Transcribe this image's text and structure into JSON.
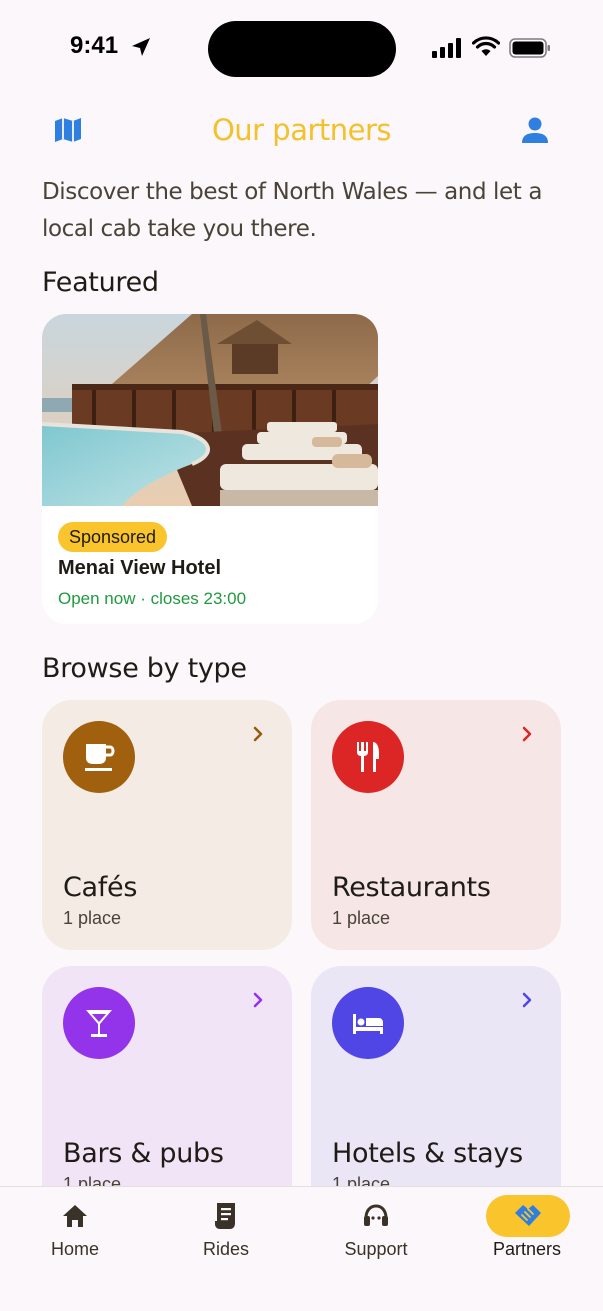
{
  "status_bar": {
    "time": "9:41"
  },
  "header": {
    "title": "Our partners",
    "map_icon": "map-icon",
    "profile_icon": "person-icon"
  },
  "intro": "Discover the best of North Wales — and let a local cab take you there.",
  "featured": {
    "section_title": "Featured",
    "card": {
      "badge": "Sponsored",
      "name": "Menai View Hotel",
      "status": "Open now · closes 23:00"
    }
  },
  "browse": {
    "section_title": "Browse by type",
    "categories": [
      {
        "name": "Cafés",
        "count": "1 place",
        "icon": "coffee-cup-icon",
        "color": "#a0600e",
        "bg": "#f4ebe4",
        "chevron_color": "#9a5a10"
      },
      {
        "name": "Restaurants",
        "count": "1 place",
        "icon": "cutlery-icon",
        "color": "#dc2626",
        "bg": "#f6e6e6",
        "chevron_color": "#dc2626"
      },
      {
        "name": "Bars & pubs",
        "count": "1 place",
        "icon": "cocktail-icon",
        "color": "#9333ea",
        "bg": "#f0e4f6",
        "chevron_color": "#9333ea"
      },
      {
        "name": "Hotels & stays",
        "count": "1 place",
        "icon": "bed-icon",
        "color": "#4f46e5",
        "bg": "#ebe6f6",
        "chevron_color": "#4f46e5"
      }
    ]
  },
  "bottom_nav": {
    "items": [
      {
        "label": "Home",
        "icon": "home-icon"
      },
      {
        "label": "Rides",
        "icon": "receipt-icon"
      },
      {
        "label": "Support",
        "icon": "headset-icon"
      },
      {
        "label": "Partners",
        "icon": "handshake-icon",
        "active": true
      }
    ]
  },
  "colors": {
    "accent": "#f9c42c",
    "title": "#f3c12b",
    "blue": "#2f7fe0",
    "open_green": "#1f9a3f"
  }
}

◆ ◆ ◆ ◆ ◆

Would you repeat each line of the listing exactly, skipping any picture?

> _Solution below_:
Transcribe this image's text and structure into JSON.
{
  "status_bar": {
    "time": "9:41"
  },
  "header": {
    "title": "Our partners",
    "map_icon": "map-icon",
    "profile_icon": "person-icon"
  },
  "intro": "Discover the best of North Wales — and let a local cab take you there.",
  "featured": {
    "section_title": "Featured",
    "card": {
      "badge": "Sponsored",
      "name": "Menai View Hotel",
      "status": "Open now · closes 23:00"
    }
  },
  "browse": {
    "section_title": "Browse by type",
    "categories": [
      {
        "name": "Cafés",
        "count": "1 place",
        "icon": "coffee-cup-icon",
        "color": "#a0600e",
        "bg": "#f4ebe4",
        "chevron_color": "#9a5a10"
      },
      {
        "name": "Restaurants",
        "count": "1 place",
        "icon": "cutlery-icon",
        "color": "#dc2626",
        "bg": "#f6e6e6",
        "chevron_color": "#dc2626"
      },
      {
        "name": "Bars & pubs",
        "count": "1 place",
        "icon": "cocktail-icon",
        "color": "#9333ea",
        "bg": "#f0e4f6",
        "chevron_color": "#9333ea"
      },
      {
        "name": "Hotels & stays",
        "count": "1 place",
        "icon": "bed-icon",
        "color": "#4f46e5",
        "bg": "#ebe6f6",
        "chevron_color": "#4f46e5"
      }
    ]
  },
  "bottom_nav": {
    "items": [
      {
        "label": "Home",
        "icon": "home-icon"
      },
      {
        "label": "Rides",
        "icon": "receipt-icon"
      },
      {
        "label": "Support",
        "icon": "headset-icon"
      },
      {
        "label": "Partners",
        "icon": "handshake-icon",
        "active": true
      }
    ]
  },
  "colors": {
    "accent": "#f9c42c",
    "title": "#f3c12b",
    "blue": "#2f7fe0",
    "open_green": "#1f9a3f"
  }
}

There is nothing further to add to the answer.